More MS news articles for September 2002

Cerebral volume changes in multiple sclerosis patients treated with high-dose intravenous methylprednisolone

Multiple Sclerosis,   1 October 2002, vol. 8, no. 5,   pp. 415-419(5)
Hoogervorst E.[1]; Polman C.[1]; Barkhof F.[2]
[1] Department of Neurology, VU Medical Center, Amsterdam, The Netherlands [2] Department of Radiology, VU Medical Center, Amsterdam, The Netherlands


Multiple sclerosis (MS) patients develop varying degrees of cerebral atrophy, which may already begin at disease onset. The purpose of this study is to examine the effect of steroid treatment on cerebral volume in MS patients.


Thirty-five MS patients participating in a clinical trial of oral interferon beta, which included monthly MRI, were included in this study.
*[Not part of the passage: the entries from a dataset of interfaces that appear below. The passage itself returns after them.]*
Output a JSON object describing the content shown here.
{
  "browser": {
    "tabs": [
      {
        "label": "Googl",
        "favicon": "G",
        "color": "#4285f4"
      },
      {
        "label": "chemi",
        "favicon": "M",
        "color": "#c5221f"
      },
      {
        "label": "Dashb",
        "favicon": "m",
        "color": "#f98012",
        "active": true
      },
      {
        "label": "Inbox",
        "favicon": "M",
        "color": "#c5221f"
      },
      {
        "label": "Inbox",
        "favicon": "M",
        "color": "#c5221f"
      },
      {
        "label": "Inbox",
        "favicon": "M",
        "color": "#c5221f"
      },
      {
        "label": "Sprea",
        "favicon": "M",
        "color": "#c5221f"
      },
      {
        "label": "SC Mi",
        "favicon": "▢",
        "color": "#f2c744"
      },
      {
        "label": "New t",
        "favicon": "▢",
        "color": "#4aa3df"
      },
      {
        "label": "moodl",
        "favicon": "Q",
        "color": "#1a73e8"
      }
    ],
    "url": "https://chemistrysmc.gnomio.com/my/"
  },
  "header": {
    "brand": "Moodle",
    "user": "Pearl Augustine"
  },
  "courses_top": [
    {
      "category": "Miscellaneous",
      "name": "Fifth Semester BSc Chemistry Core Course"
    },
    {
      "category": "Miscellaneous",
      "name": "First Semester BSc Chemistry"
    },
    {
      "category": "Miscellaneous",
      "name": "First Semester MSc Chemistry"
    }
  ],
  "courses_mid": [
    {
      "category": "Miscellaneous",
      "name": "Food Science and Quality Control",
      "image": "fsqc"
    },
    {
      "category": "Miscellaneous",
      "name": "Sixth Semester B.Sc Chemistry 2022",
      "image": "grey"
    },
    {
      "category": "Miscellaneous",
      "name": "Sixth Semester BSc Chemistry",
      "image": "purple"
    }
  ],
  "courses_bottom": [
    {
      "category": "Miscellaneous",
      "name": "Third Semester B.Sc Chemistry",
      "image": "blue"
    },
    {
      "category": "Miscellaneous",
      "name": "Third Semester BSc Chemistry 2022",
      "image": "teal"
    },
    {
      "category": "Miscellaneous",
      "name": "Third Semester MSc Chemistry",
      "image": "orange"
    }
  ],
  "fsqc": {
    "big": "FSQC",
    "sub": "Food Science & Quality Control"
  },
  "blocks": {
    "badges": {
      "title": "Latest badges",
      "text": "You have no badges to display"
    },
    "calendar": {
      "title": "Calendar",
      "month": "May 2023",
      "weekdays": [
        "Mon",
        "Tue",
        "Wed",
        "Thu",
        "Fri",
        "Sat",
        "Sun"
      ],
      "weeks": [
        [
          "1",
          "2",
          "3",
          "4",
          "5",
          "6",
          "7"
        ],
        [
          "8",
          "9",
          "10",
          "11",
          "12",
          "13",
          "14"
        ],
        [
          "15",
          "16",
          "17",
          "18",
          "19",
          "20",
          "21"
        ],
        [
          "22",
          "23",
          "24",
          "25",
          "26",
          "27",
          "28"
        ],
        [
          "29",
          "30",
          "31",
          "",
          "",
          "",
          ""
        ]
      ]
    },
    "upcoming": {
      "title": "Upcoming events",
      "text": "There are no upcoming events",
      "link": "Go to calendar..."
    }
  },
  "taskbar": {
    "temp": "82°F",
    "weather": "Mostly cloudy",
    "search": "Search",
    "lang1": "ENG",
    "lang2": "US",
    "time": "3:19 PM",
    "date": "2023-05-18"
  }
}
They suffered from an acute relapse and were treated with intravenous methylprednisolone (IV-MP); 13 of the patients were treated with oral prednisolone tapering after IV-MP. The last MRI scan before and the first (and second for oral tapering patients) scan after IV-MP treatment were used for measuring parenchymal fraction (PF) and ventricular fraction (VF). Changes in PF and VF were analysed using Student's t test.


For the total population no significant changes in PF or VF were found. However, the subgroup of patients receiving oral tapering after IV-MP showed changes, compatible with atrophy in both PF and VF, that were significant immediately after IV-MP treatment and still persisted (though not statistically significant anymore) after a mean interval of 30 days. The magnitude of these changes was about the same as the annual change in cerebral volume as reported in natural history studies.
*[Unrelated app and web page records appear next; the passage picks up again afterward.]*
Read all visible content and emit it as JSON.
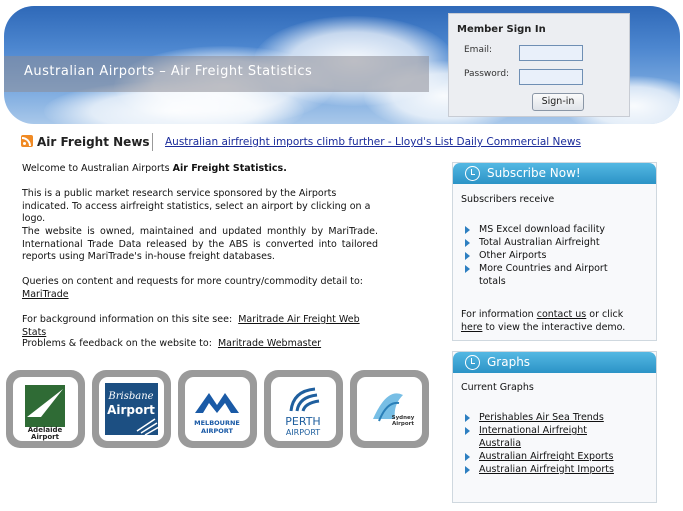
{
  "header": {
    "title": "Australian Airports – Air Freight Statistics"
  },
  "signin": {
    "heading": "Member Sign In",
    "email_label": "Email:",
    "password_label": "Password:",
    "button": "Sign-in"
  },
  "news": {
    "title": "Air Freight News",
    "link": "Australian airfreight imports climb further - Lloyd's List Daily Commercial News"
  },
  "main": {
    "welcome_prefix": "Welcome to Australian Airports ",
    "welcome_bold": "Air Freight Statistics.",
    "p1": "This is a public market research service sponsored by the Airports indicated. To access airfreight statistics, select an airport by clicking on a logo.",
    "p2": "The website is owned, maintained and updated monthly by MariTrade. International Trade Data released by the ABS is converted into tailored reports using MariTrade's in-house freight databases.",
    "p3_text": "Queries on content and requests for more country/commodity detail to:",
    "p3_link": "MariTrade",
    "p4_text": "For background information on this site see:",
    "p4_link": "Maritrade Air Freight Web Stats",
    "p5_text": "Problems & feedback on the website to:",
    "p5_link": "Maritrade Webmaster"
  },
  "logos": [
    {
      "name": "Adelaide",
      "line1": "Adelaide",
      "line2": "Airport"
    },
    {
      "name": "Brisbane",
      "line1": "Brisbane",
      "line2": "Airport"
    },
    {
      "name": "Melbourne",
      "line1": "MELBOURNE",
      "line2": "AIRPORT"
    },
    {
      "name": "Perth",
      "line1": "PERTH",
      "line2": "AIRPORT"
    },
    {
      "name": "Sydney",
      "line1": "Sydney",
      "line2": "Airport"
    }
  ],
  "subscribe": {
    "title": "Subscribe Now!",
    "intro": "Subscribers receive",
    "items": [
      "MS Excel download facility",
      "Total Australian Airfreight",
      "Other Airports",
      "More Countries and Airport totals"
    ],
    "info_prefix": "For information ",
    "contact_link": "contact us",
    "info_mid": " or click",
    "here_link": "here",
    "info_suffix": " to view the interactive demo."
  },
  "graphs": {
    "title": "Graphs",
    "intro": "Current Graphs",
    "items": [
      "Perishables Air Sea Trends",
      "International Airfreight Australia",
      "Australian Airfreight Exports",
      "Australian Airfreight Imports"
    ]
  },
  "colors": {
    "panel_header": "#2b93c6",
    "link_blue": "#1a2b9a",
    "rss_orange": "#f08a24"
  }
}
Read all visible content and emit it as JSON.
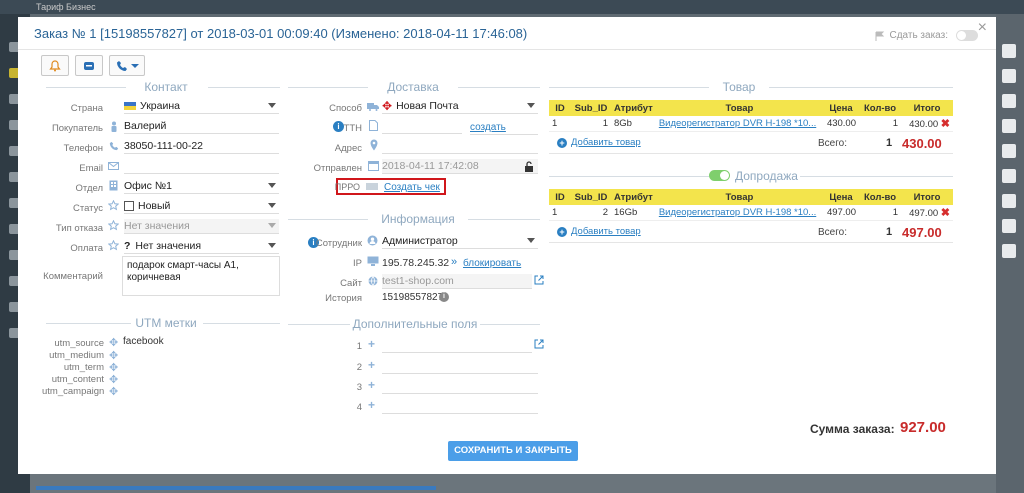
{
  "background": {
    "brand": "Тариф Бизнес"
  },
  "header": {
    "title": "Заказ № 1 [15198557827] от 2018-03-01 00:09:40 (Изменено: 2018-04-11 17:46:08)",
    "dispatch_label": "Сдать заказ:",
    "close_glyph": "×"
  },
  "sections": {
    "contact": "Контакт",
    "delivery": "Доставка",
    "info": "Информация",
    "utm": "UTM метки",
    "extra": "Дополнительные поля",
    "goods": "Товар",
    "upsell": "Допродажа"
  },
  "contact": {
    "country": {
      "label": "Страна",
      "value": "Украина"
    },
    "buyer": {
      "label": "Покупатель",
      "value": "Валерий"
    },
    "phone": {
      "label": "Телефон",
      "value": "38050-111-00-22"
    },
    "email": {
      "label": "Email",
      "value": ""
    },
    "department": {
      "label": "Отдел",
      "value": "Офис №1"
    },
    "status": {
      "label": "Статус",
      "value": "Новый"
    },
    "reject": {
      "label": "Тип отказа",
      "value": "Нет значения"
    },
    "payment": {
      "label": "Оплата",
      "value": "Нет значения"
    },
    "comment": {
      "label": "Комментарий",
      "value": "подарок смарт-часы А1, коричневая"
    }
  },
  "utm": {
    "source": {
      "label": "utm_source",
      "value": "facebook"
    },
    "medium": {
      "label": "utm_medium"
    },
    "term": {
      "label": "utm_term"
    },
    "content": {
      "label": "utm_content"
    },
    "campaign": {
      "label": "utm_campaign"
    }
  },
  "delivery": {
    "method": {
      "label": "Способ",
      "value": "Новая Почта"
    },
    "ttn": {
      "label": "ТТН",
      "action": "создать"
    },
    "address": {
      "label": "Адрес"
    },
    "sent": {
      "label": "Отправлен",
      "value": "2018-04-11 17:42:08"
    },
    "prro": {
      "label": "ПРРО",
      "action": "Создать чек"
    }
  },
  "info": {
    "employee": {
      "label": "Сотрудник",
      "value": "Администратор"
    },
    "ip": {
      "label": "IP",
      "value": "195.78.245.32",
      "action": "блокировать",
      "arrows": "»"
    },
    "site": {
      "label": "Сайт",
      "value": "test1-shop.com"
    },
    "history": {
      "label": "История",
      "value": "15198557827"
    }
  },
  "extra": {
    "rows": [
      "1",
      "2",
      "3",
      "4"
    ]
  },
  "goods": {
    "headers": [
      "ID",
      "Sub_ID",
      "Атрибут",
      "Товар",
      "Цена",
      "Кол-во",
      "Итого"
    ],
    "rows": [
      {
        "id": "1",
        "sub_id": "1",
        "attr": "8Gb",
        "name": "Видеорегистратор DVR H-198 *10...",
        "price": "430.00",
        "qty": "1",
        "total": "430.00"
      }
    ],
    "add_label": "Добавить товар",
    "total_label": "Всего:",
    "total_qty": "1",
    "total_sum": "430.00"
  },
  "upsell": {
    "headers": [
      "ID",
      "Sub_ID",
      "Атрибут",
      "Товар",
      "Цена",
      "Кол-во",
      "Итого"
    ],
    "rows": [
      {
        "id": "1",
        "sub_id": "2",
        "attr": "16Gb",
        "name": "Видеорегистратор DVR H-198 *10...",
        "price": "497.00",
        "qty": "1",
        "total": "497.00"
      }
    ],
    "add_label": "Добавить товар",
    "total_label": "Всего:",
    "total_qty": "1",
    "total_sum": "497.00"
  },
  "footer": {
    "order_sum_label": "Сумма заказа:",
    "order_sum_value": "927.00",
    "save_label": "СОХРАНИТЬ И ЗАКРЫТЬ"
  },
  "colors": {
    "accent": "#2a7fc2",
    "table_header": "#f3e44c",
    "price_red": "#c82b2b",
    "save_button": "#4b9ee8",
    "prro_highlight": "#d0161b"
  }
}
Our data indicate that short courses of intravenous steroids (restricted to three or five days) have no major impact, whereas prolonged treatment with oral tapering does significantly affect brain volume. These findings are important for longitudinal studies and clinical trials in which brain volume is used as an outcome measure.